Dataset rows describing interfaces:
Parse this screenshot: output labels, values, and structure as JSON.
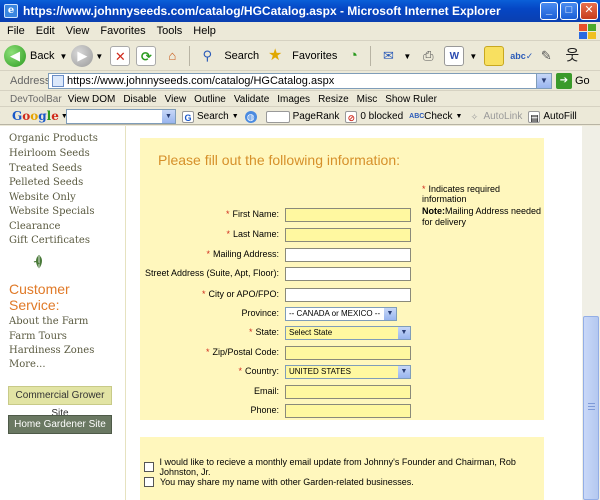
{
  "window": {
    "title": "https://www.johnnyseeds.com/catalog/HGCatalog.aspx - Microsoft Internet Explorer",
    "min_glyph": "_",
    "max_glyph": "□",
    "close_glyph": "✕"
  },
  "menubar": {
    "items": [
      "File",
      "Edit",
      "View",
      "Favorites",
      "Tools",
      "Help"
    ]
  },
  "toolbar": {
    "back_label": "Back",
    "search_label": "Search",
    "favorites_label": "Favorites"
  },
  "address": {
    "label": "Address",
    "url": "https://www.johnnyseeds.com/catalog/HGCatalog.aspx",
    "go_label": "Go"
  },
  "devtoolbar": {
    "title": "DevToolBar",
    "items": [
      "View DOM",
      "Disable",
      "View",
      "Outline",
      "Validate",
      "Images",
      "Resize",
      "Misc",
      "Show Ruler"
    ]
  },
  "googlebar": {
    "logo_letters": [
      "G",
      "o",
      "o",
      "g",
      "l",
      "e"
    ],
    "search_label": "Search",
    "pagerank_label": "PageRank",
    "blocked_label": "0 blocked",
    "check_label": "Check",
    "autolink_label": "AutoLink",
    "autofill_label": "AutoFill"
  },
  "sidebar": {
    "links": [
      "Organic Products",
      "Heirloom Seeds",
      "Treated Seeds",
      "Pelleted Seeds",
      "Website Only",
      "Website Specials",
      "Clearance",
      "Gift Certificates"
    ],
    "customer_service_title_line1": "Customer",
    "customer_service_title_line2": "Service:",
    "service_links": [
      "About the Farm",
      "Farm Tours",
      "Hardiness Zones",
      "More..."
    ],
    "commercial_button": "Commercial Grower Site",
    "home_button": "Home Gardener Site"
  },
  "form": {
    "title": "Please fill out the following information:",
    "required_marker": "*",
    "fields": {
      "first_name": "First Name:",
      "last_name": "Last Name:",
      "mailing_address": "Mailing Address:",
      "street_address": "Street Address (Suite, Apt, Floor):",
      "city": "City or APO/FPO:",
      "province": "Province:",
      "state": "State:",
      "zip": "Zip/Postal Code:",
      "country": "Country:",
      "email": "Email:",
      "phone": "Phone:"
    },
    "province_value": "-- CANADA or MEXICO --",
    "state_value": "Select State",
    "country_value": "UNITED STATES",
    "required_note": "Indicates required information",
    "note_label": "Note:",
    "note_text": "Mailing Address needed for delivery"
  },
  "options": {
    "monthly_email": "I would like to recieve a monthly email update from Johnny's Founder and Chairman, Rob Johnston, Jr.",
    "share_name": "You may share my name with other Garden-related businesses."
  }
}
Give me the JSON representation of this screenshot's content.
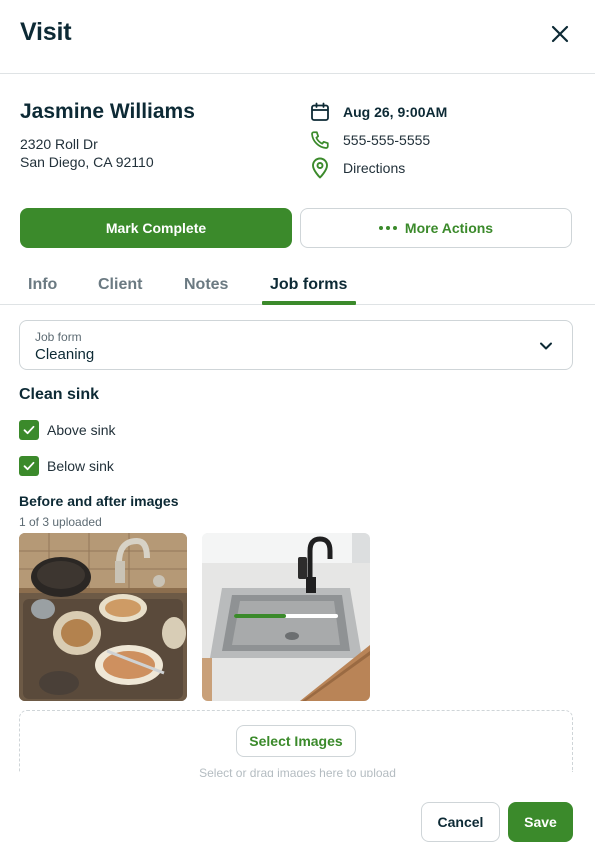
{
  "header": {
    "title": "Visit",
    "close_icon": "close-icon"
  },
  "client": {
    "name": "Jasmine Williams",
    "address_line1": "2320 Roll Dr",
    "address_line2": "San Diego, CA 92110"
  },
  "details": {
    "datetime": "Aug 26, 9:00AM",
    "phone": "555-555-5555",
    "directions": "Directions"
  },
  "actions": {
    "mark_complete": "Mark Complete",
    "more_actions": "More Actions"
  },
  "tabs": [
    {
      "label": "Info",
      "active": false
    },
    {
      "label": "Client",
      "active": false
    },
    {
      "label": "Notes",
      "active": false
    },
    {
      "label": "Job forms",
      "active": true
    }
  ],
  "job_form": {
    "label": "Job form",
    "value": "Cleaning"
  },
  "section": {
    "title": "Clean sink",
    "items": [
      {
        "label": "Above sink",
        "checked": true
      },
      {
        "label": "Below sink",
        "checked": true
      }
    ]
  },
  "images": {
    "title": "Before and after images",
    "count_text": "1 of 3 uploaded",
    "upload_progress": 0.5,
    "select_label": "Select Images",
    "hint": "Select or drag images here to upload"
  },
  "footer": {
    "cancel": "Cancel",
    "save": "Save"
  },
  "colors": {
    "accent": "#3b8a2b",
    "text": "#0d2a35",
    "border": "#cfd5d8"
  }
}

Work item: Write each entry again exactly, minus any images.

Task solution:
Parse this screenshot: output labels, values, and structure as JSON.
{
  "window": {
    "title": "https://www.johnnyseeds.com/catalog/HGCatalog.aspx - Microsoft Internet Explorer",
    "min_glyph": "_",
    "max_glyph": "□",
    "close_glyph": "✕"
  },
  "menubar": {
    "items": [
      "File",
      "Edit",
      "View",
      "Favorites",
      "Tools",
      "Help"
    ]
  },
  "toolbar": {
    "back_label": "Back",
    "search_label": "Search",
    "favorites_label": "Favorites"
  },
  "address": {
    "label": "Address",
    "url": "https://www.johnnyseeds.com/catalog/HGCatalog.aspx",
    "go_label": "Go"
  },
  "devtoolbar": {
    "title": "DevToolBar",
    "items": [
      "View DOM",
      "Disable",
      "View",
      "Outline",
      "Validate",
      "Images",
      "Resize",
      "Misc",
      "Show Ruler"
    ]
  },
  "googlebar": {
    "logo_letters": [
      "G",
      "o",
      "o",
      "g",
      "l",
      "e"
    ],
    "search_label": "Search",
    "pagerank_label": "PageRank",
    "blocked_label": "0 blocked",
    "check_label": "Check",
    "autolink_label": "AutoLink",
    "autofill_label": "AutoFill"
  },
  "sidebar": {
    "links": [
      "Organic Products",
      "Heirloom Seeds",
      "Treated Seeds",
      "Pelleted Seeds",
      "Website Only",
      "Website Specials",
      "Clearance",
      "Gift Certificates"
    ],
    "customer_service_title_line1": "Customer",
    "customer_service_title_line2": "Service:",
    "service_links": [
      "About the Farm",
      "Farm Tours",
      "Hardiness Zones",
      "More..."
    ],
    "commercial_button": "Commercial Grower Site",
    "home_button": "Home Gardener Site"
  },
  "form": {
    "title": "Please fill out the following information:",
    "required_marker": "*",
    "fields": {
      "first_name": "First Name:",
      "last_name": "Last Name:",
      "mailing_address": "Mailing Address:",
      "street_address": "Street Address (Suite, Apt, Floor):",
      "city": "City or APO/FPO:",
      "province": "Province:",
      "state": "State:",
      "zip": "Zip/Postal Code:",
      "country": "Country:",
      "email": "Email:",
      "phone": "Phone:"
    },
    "province_value": "-- CANADA or MEXICO --",
    "state_value": "Select State",
    "country_value": "UNITED STATES",
    "required_note": "Indicates required information",
    "note_label": "Note:",
    "note_text": "Mailing Address needed for delivery"
  },
  "options": {
    "monthly_email": "I would like to recieve a monthly email update from Johnny's Founder and Chairman, Rob Johnston, Jr.",
    "share_name": "You may share my name with other Garden-related businesses."
  }
}
Give me the JSON representation of this screenshot's content.
{
  "header": {
    "title": "Visit",
    "close_icon": "close-icon"
  },
  "client": {
    "name": "Jasmine Williams",
    "address_line1": "2320 Roll Dr",
    "address_line2": "San Diego, CA 92110"
  },
  "details": {
    "datetime": "Aug 26, 9:00AM",
    "phone": "555-555-5555",
    "directions": "Directions"
  },
  "actions": {
    "mark_complete": "Mark Complete",
    "more_actions": "More Actions"
  },
  "tabs": [
    {
      "label": "Info",
      "active": false
    },
    {
      "label": "Client",
      "active": false
    },
    {
      "label": "Notes",
      "active": false
    },
    {
      "label": "Job forms",
      "active": true
    }
  ],
  "job_form": {
    "label": "Job form",
    "value": "Cleaning"
  },
  "section": {
    "title": "Clean sink",
    "items": [
      {
        "label": "Above sink",
        "checked": true
      },
      {
        "label": "Below sink",
        "checked": true
      }
    ]
  },
  "images": {
    "title": "Before and after images",
    "count_text": "1 of 3 uploaded",
    "upload_progress": 0.5,
    "select_label": "Select Images",
    "hint": "Select or drag images here to upload"
  },
  "footer": {
    "cancel": "Cancel",
    "save": "Save"
  },
  "colors": {
    "accent": "#3b8a2b",
    "text": "#0d2a35",
    "border": "#cfd5d8"
  }
}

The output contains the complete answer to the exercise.